Start of Block

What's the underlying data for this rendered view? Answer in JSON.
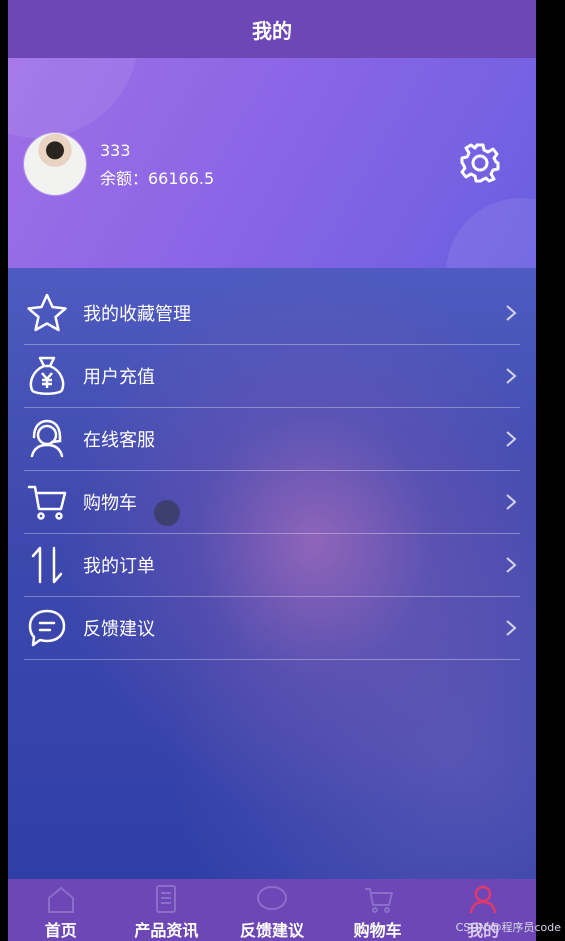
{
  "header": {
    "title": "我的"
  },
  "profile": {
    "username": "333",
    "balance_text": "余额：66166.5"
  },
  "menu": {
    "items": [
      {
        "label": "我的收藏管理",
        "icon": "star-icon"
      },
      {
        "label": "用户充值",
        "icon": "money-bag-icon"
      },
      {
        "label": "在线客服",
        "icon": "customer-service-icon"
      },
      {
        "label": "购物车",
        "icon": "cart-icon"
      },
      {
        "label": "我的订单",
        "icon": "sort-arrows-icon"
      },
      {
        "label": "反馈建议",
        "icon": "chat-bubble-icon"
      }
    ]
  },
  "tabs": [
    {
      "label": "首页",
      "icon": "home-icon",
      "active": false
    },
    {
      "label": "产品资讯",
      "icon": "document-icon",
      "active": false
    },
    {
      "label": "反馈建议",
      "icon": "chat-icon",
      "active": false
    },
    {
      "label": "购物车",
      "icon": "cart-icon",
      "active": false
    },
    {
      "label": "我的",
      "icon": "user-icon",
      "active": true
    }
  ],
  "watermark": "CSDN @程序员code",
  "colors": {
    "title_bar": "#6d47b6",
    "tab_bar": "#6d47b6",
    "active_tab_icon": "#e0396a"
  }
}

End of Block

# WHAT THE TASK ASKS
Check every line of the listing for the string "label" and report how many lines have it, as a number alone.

# TASK RESULT
11